Day Six

As I worked on this poem this morning, I thought at one point that it wanted to be a sonnet, but thirteen lines feels right. This poem is for Karl Patten:

:: bloop ::

See ya tomorrow.

Monday, April 05, 2010

Day Five

I think I know where this one might be going, but for the moment this is all I can come up with. Let's file it as a scene in search of a conflict, a starter block. A key?

:: bloop ::

See you tomorrow.

Sunday, April 04, 2010

Day Four

Okay, this one's not for the youngsters, but I had to pursue the image. Here we go:

:: bloop ::

Tomorrow's Monday; it'll be interesting to see if I can keep this going during a regular workweek. Stay tuned; see you tomorrow.

Saturday, April 03, 2010

Day Three

The fact that I dreamed last night about writing today's poem seems like clear evidence that this process is starting to get to me. I've dreamed many times about writing, but rarely does any element of the dream translate to my waking life. In this case, what I remember vaguely is the process: a mash-up of sorts, a random pairing of ten intentional lines (ten in all, written toward some intent or direction) with other lines pulled from--what? In my dream, they bobbed and swirled around me, easy pickings.

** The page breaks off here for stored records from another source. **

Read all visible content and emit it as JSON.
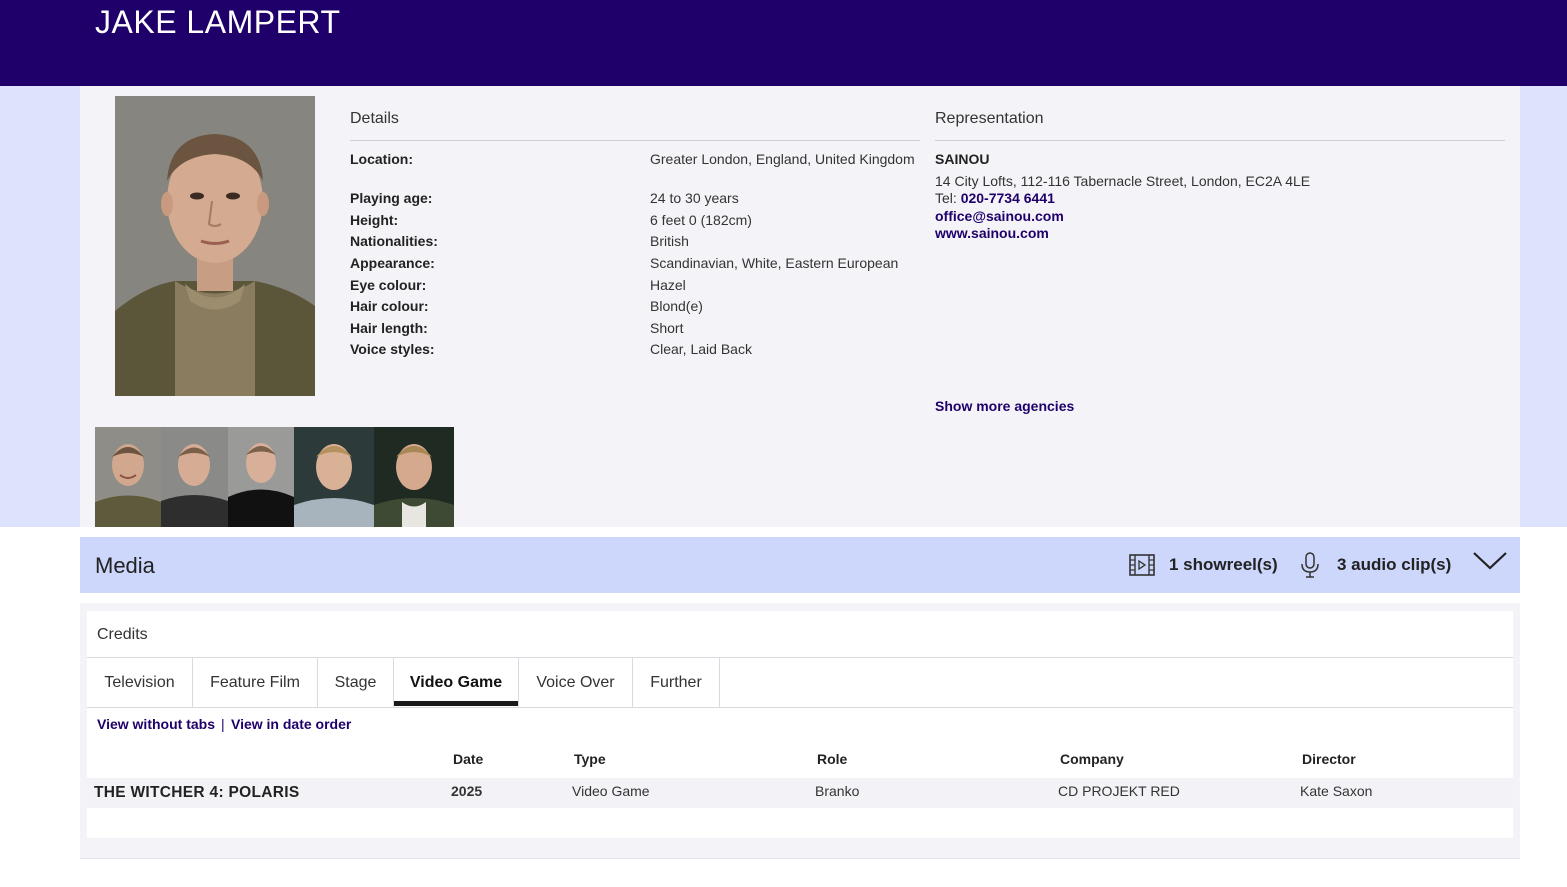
{
  "header": {
    "name": "JAKE LAMPERT"
  },
  "details": {
    "title": "Details",
    "rows": [
      {
        "label": "Location:",
        "value": "Greater London, England, United Kingdom"
      },
      {
        "label": "Playing age:",
        "value": "24 to 30 years"
      },
      {
        "label": "Height:",
        "value": "6 feet 0 (182cm)"
      },
      {
        "label": "Nationalities:",
        "value": "British"
      },
      {
        "label": "Appearance:",
        "value": "Scandinavian, White, Eastern European"
      },
      {
        "label": "Eye colour:",
        "value": "Hazel"
      },
      {
        "label": "Hair colour:",
        "value": "Blond(e)"
      },
      {
        "label": "Hair length:",
        "value": "Short"
      },
      {
        "label": "Voice styles:",
        "value": "Clear, Laid Back"
      }
    ]
  },
  "representation": {
    "title": "Representation",
    "agency": "SAINOU",
    "address": "14 City Lofts, 112-116 Tabernacle Street, London, EC2A 4LE",
    "tel_label": "Tel:",
    "tel": "020-7734 6441",
    "email": "office@sainou.com",
    "website": "www.sainou.com",
    "more": "Show more agencies"
  },
  "media": {
    "title": "Media",
    "showreels": "1 showreel(s)",
    "audio": "3 audio clip(s)"
  },
  "credits": {
    "title": "Credits",
    "tabs": [
      "Television",
      "Feature Film",
      "Stage",
      "Video Game",
      "Voice Over",
      "Further"
    ],
    "active_tab": "Video Game",
    "view_without_tabs": "View without tabs",
    "separator": "|",
    "view_date_order": "View in date order",
    "columns": [
      "Date",
      "Type",
      "Role",
      "Company",
      "Director"
    ],
    "rows": [
      {
        "title": "THE WITCHER 4: POLARIS",
        "date": "2025",
        "type": "Video Game",
        "role": "Branko",
        "company": "CD PROJEKT RED",
        "director": "Kate Saxon"
      }
    ]
  },
  "colors": {
    "header_bg": "#1f006b",
    "band_bg": "#dde3fd",
    "media_bg": "#cdd6fb",
    "link": "#1f006b"
  }
}
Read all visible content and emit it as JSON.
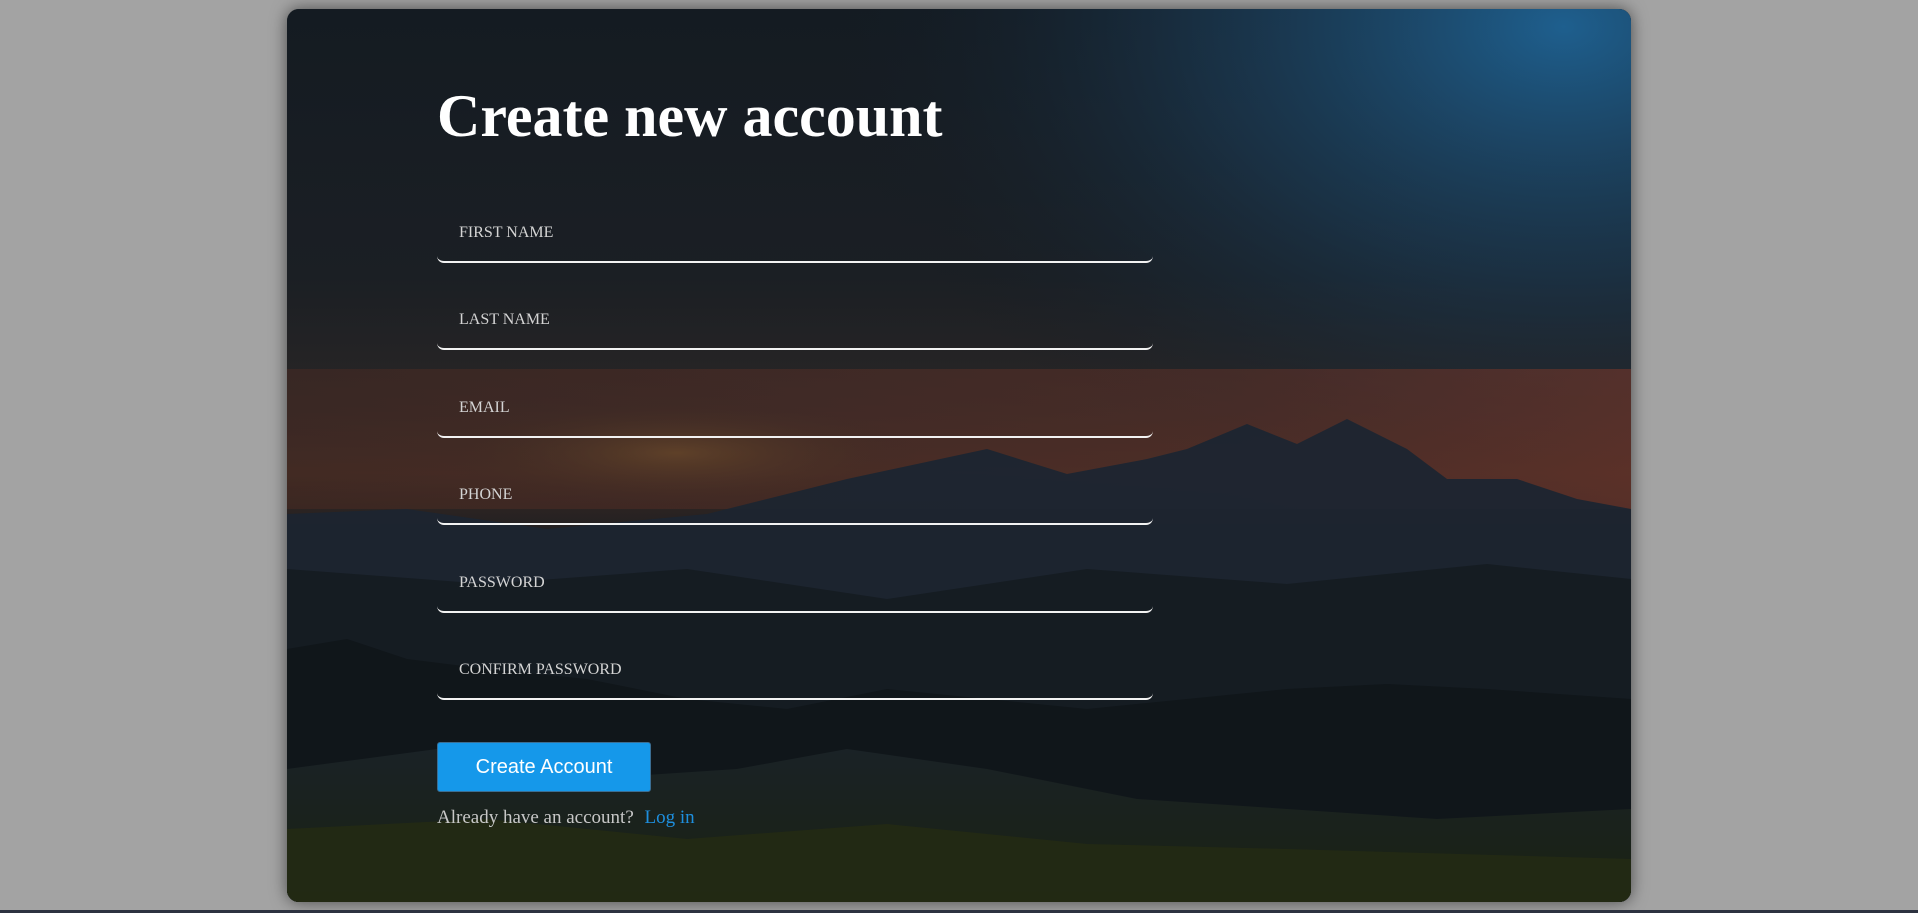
{
  "form": {
    "title": "Create new account",
    "fields": [
      {
        "name": "first-name",
        "placeholder": "FIRST NAME",
        "value": ""
      },
      {
        "name": "last-name",
        "placeholder": "LAST NAME",
        "value": ""
      },
      {
        "name": "email",
        "placeholder": "EMAIL",
        "value": ""
      },
      {
        "name": "phone",
        "placeholder": "PHONE",
        "value": ""
      },
      {
        "name": "password",
        "placeholder": "PASSWORD",
        "value": ""
      },
      {
        "name": "confirm-password",
        "placeholder": "CONFIRM PASSWORD",
        "value": ""
      }
    ],
    "submit_label": "Create Account",
    "login_prompt": "Already have an account?",
    "login_link": "Log in"
  },
  "colors": {
    "page_background": "#a3a3a3",
    "button": "#1598ea",
    "link": "#1e8fde",
    "title": "#ffffff"
  },
  "background_image": "mountain-sunset-landscape"
}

Alas, none of these actual lines has stayed (consciously) in my head.

So here we go, blindly:

:: bloop ::

See ya tomorrow.

Friday, April 02, 2010

NaPoWriMo: Day Two

Last evening we ate out on the back patio for the first time this spring: a beautiful day, leafbuds popping open all around us--the euonymus hedge, the curly willow, the Japanese maple, the crabapple all greening in slow motion. I wondered what it might be like to actually hear all that rustling and unfolding, the clicking of clasps as stem by stem unlatched and opened into the warming air. Such beautiful late-day light in the buds of the little quince bush beneath the hedges. Would it be a gift, such synaesthesia? Or would it be cacophany?

Here's my poem draft for Day Two of National Poetry Writing Month:

:: bloop ::

See you tomorrow.

Thursday, April 01, 2010

NaPoWriMo: Day One

Happy April, everyone. It's a stunningly beautiful day in my neighborhood, and I'm hoping to leave work early enough to maybe snag a little hammock time.

Congrats to Todd Davis, whose poem "The Saints of April" is scheduled for today on Garrison Keillor's The Writer's Almanac. Here's a link to that file:

(Thanks to Katie for the heads up!)

And great good luck to all the poets participating in NaPoWriMo this month. Here's my own first effort:

:: bloop ::

See you tomorrow.